Colom also says it’s not her style to get angry or raise her voice or curse. “I believe in fighting with honey, not with swords,” she says. “I’m not a vindictive person. I wasn’t raised that way. I never raised my voice [to the executive’s assistant]. I would never raise my voice. I would never swear. Did he say I swore? Unbelievable.”

Hearing that Colom said she had nothing to do with his firing, Colon says, “Let me guess. Vilma told you that she helped me raise money and that I gave her a plaque and a brick. Did she mention the brick? I bet she mentioned the brick. Listen, I gave every elected official in the area a brick–it symbolized all the bricks we were going to use to build the new Y. It was part of my fund-raising effort. And she was not that instrumental in raising money. In fact, all she did was steer a buyer to us for the old building even though we already had a buyer lined up.”

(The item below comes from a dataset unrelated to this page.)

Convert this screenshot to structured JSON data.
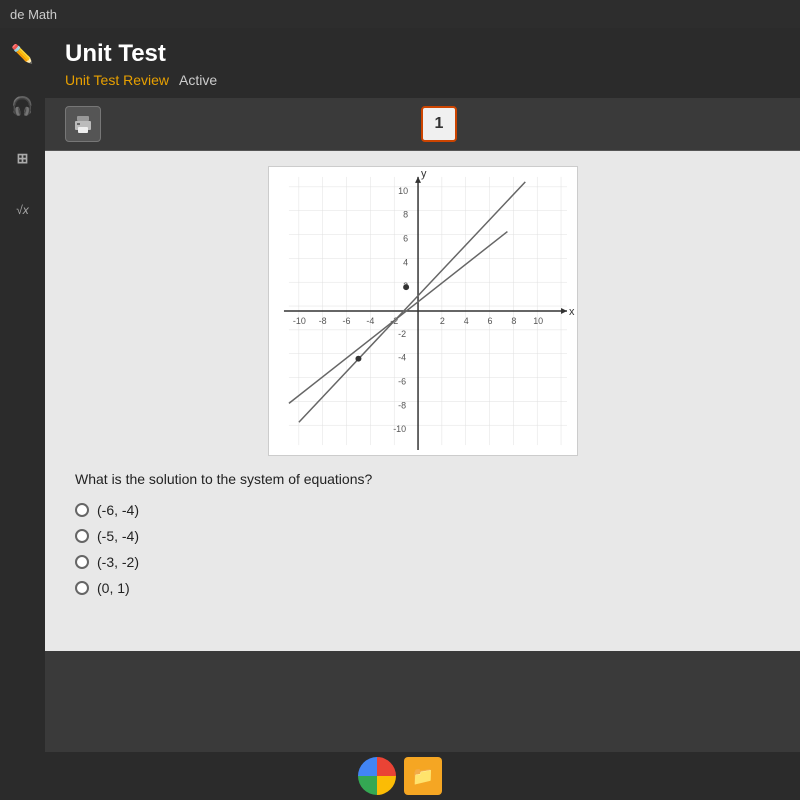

Yet Colon says he’s more upset at the Y than at Colom. “I can’t be too mad at Vilma for what happened. Vilma’s Vilma. She’s going to do what she’s going to do. She played the same stunt with the Park District. They at least had the guts to ignore her. That’s what the Y should have done. What did they think Vilma was going to do? Get the city to pull day-care contracts or something? Come on. Do you think the city’s going to cut the Y’s contracts because one alderman makes a call? Mayor Daley doesn’t care that much about Vilma Colom. The Y should have taken the call and kept on going. But they buckled. They caved. Instead of promoting democracy, they stifled it. Just talking about it hurts, because I love the Y–or at least I love what the Y’s supposed to stand for. Have you ever heard of the Y’s Youth in Government program? That’s where they teach kids how to get involved in politics. What are they saying here? Get involved in government–but only if you’re the incumbent?”

As news of Colon’s dismissal has spread, even some of Colom’s supporters have voiced sympathy for him. “I endorsed Vilma in the last election, and I’ll endorse her again,” says Gutierrez. “But my gut reaction is that it’s unfair for someone to have to quit his job to run for public office. If there’s a conflict, Colon should be able to take a leave of absence. It’s a basic premise of our society to engage in public discourse. That’s a fundamental right.”

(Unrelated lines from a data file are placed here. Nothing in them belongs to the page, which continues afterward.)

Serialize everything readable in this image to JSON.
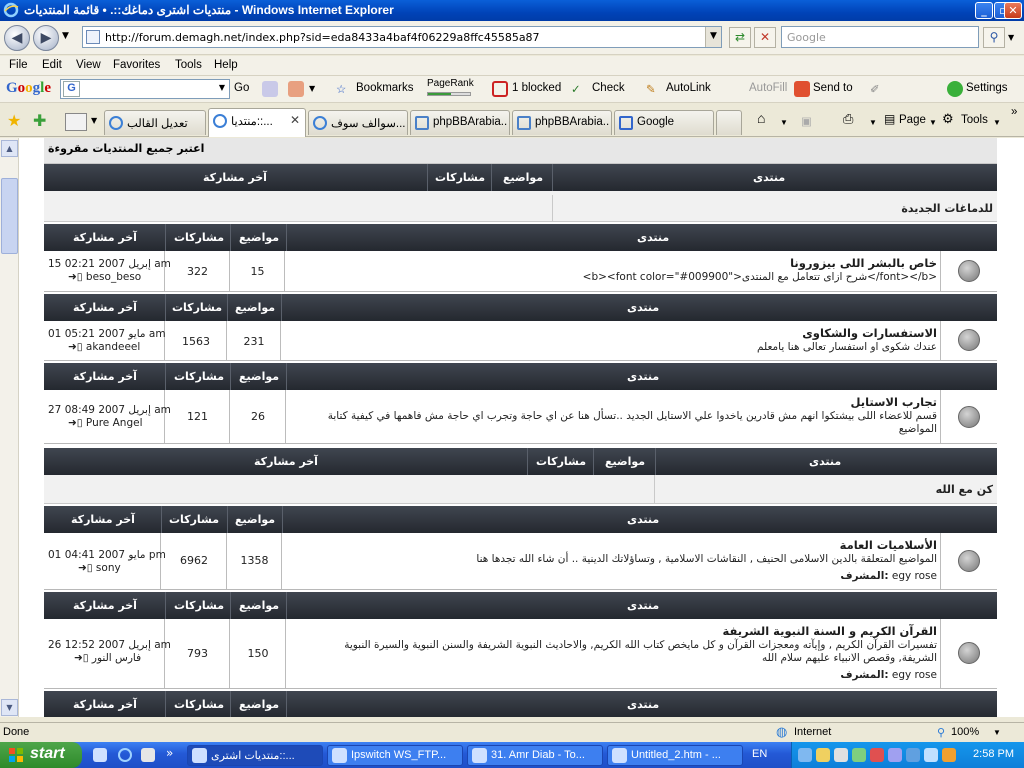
{
  "window": {
    "title": "منتديات اشترى دماغك::. • قائمة المنتديات - Windows Internet Explorer"
  },
  "address": {
    "url": "http://forum.demagh.net/index.php?sid=eda8433a4baf4f06229a8ffc45585a87",
    "search_placeholder": "Google"
  },
  "menu": [
    "File",
    "Edit",
    "View",
    "Favorites",
    "Tools",
    "Help"
  ],
  "google_toolbar": {
    "logo": "Google",
    "go": "Go",
    "bookmarks": "Bookmarks",
    "pagerank": "PageRank",
    "blocked": "1 blocked",
    "check": "Check",
    "autolink": "AutoLink",
    "autofill": "AutoFill",
    "sendto": "Send to",
    "settings": "Settings"
  },
  "tabs": [
    {
      "label": "تعديل القالب"
    },
    {
      "label": "منتديا::...",
      "active": true
    },
    {
      "label": "سوالف سوف..."
    },
    {
      "label": "phpBBArabia..."
    },
    {
      "label": "phpBBArabia..."
    },
    {
      "label": "Google"
    }
  ],
  "command_bar": {
    "page": "Page",
    "tools": "Tools"
  },
  "forum": {
    "mark_all": "اعتبر جميع المنتديات مقروءة",
    "headers": {
      "forum": "منتدى",
      "topics": "مواضيع",
      "posts": "مشاركات",
      "last_post": "آخر مشاركة"
    },
    "cat1": "للدماغات الجديدة",
    "cat2": "كن مع الله",
    "moderator_label": "المشرف:",
    "rows": [
      {
        "name": "خاص بالبشر اللى بيزورونا",
        "desc": "<b><font color=\"#009900\">شرح ازاى تتعامل مع المنتدى</font></b>",
        "topics": "15",
        "posts": "322",
        "date": "15 إبريل 2007 02:21 am",
        "user": "beso_beso"
      },
      {
        "name": "الاستفسارات والشكاوى",
        "desc": "عندك شكوى او استفسار تعالى هنا يامعلم",
        "topics": "231",
        "posts": "1563",
        "date": "01 مايو 2007 05:21 am",
        "user": "akandeeel"
      },
      {
        "name": "تجارب الاستايل",
        "desc": "قسم للاعضاء اللى بيشتكوا انهم مش قادرين ياخدوا علي الاستايل الجديد ..تسأل هنا عن اي حاجة وتجرب اي حاجة مش فاهمها في كيفية كتابة المواضيع",
        "topics": "26",
        "posts": "121",
        "date": "27 إبريل 2007 08:49 am",
        "user": "Pure Angel"
      },
      {
        "name": "الأسلاميات العامة",
        "desc": "المواضيع المتعلقة بالدين الاسلامى الحنيف , النقاشات الاسلامية , وتساؤلاتك الدينية .. أن شاء الله تجدها هنا",
        "moderator": "egy rose",
        "topics": "1358",
        "posts": "6962",
        "date": "01 مايو 2007 04:41 pm",
        "user": "sony"
      },
      {
        "name": "القرآن الكريم و السنة النبوية الشريفة",
        "desc": "تفسيرات القرآن الكريم , وإيآته ومعجزات القرآن و كل مايخص كتاب الله الكريم, والاحاديث النبوية الشريفة والسنن النبوية والسيرة النبوية الشريفة, وقصص الانبياء عليهم سلام الله",
        "moderator": "egy rose",
        "topics": "150",
        "posts": "793",
        "date": "26 إبريل 2007 12:52 am",
        "user": "فارس النور"
      }
    ]
  },
  "statusbar": {
    "left": "Done",
    "zone": "Internet",
    "zoom": "100%"
  },
  "taskbar": {
    "start": "start",
    "tasks": [
      {
        "label": "منتديات اشترى::...",
        "active": true
      },
      {
        "label": "Ipswitch WS_FTP..."
      },
      {
        "label": "31. Amr Diab - To..."
      },
      {
        "label": "Untitled_2.htm - ..."
      }
    ],
    "lang": "EN",
    "clock": "2:58 PM"
  },
  "colors": {
    "header_bg": "#2f343c",
    "titlebar": "#0a5fd8",
    "taskbar": "#2459d6"
  }
}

Colon suspects the Y’s administrators decided to fire him because they figured he couldn’t possibly beat Colom. “I’m sure that whoever advises them of these things said, ‘There’s no way he can beat the incumbent. You don’t want to go against the alderman.'”

But Colon insists that Colom’s reelection is far from certain. Yes, she has support from Gutierrez and Mell. But the ward’s boundaries have changed since 1999: in the 2001 redistricting they moved north and now include precincts around the proposed Home Depot. “The stupidest thing Vilma did was walk into that room and antagonize those voters about Home Depot,” says Colon. “First impressions are everything, and their first impression is that she basically told them to go to hell. We’re going to campaign heavily up there–we’re going to campaign heavily everywhere. It’s funny–Cole probably fired me because he didn’t think I had a chance. But what does he know? Have he or his advisers knocked on doors? Have they talked to people? Do they know how upset voters are with Colom? I’m not backing down. I’m going to beat her. She took away my job, and now I’ll take away hers.”

Art accompanying story in printed newspaper (not available in this archive): photo/Jon Randolph.